- _Aim of the task_
Say how many lines in the listing contain the string "image", giving the number alone.

- _Input for this task_
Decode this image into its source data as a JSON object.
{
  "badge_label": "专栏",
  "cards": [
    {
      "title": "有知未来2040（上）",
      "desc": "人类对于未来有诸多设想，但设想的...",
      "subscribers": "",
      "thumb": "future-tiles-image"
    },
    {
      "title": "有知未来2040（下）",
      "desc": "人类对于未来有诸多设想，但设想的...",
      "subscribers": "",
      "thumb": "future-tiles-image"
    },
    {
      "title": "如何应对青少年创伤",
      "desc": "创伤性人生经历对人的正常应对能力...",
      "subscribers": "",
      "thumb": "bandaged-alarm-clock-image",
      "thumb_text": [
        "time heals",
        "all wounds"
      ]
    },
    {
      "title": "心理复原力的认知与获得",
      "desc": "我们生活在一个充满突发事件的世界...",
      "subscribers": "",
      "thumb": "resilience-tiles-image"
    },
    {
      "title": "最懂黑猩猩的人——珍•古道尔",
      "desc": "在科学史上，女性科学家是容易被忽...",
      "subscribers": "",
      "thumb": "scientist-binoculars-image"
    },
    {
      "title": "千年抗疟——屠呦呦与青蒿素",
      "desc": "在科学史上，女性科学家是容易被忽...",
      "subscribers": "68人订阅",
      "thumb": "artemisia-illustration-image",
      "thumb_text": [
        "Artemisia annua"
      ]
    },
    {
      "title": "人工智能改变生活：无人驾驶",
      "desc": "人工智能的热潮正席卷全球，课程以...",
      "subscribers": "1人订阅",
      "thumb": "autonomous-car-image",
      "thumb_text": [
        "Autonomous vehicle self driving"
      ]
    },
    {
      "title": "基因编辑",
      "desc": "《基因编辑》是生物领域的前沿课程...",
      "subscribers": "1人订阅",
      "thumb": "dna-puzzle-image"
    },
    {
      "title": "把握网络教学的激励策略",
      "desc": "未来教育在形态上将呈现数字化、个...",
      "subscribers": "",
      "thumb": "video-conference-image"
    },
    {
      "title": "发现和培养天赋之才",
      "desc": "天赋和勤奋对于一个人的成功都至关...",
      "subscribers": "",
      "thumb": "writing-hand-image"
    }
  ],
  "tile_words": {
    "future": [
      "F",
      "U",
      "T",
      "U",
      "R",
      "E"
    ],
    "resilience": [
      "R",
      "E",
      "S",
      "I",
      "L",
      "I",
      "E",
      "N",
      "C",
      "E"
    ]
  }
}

- _Exercise response_
11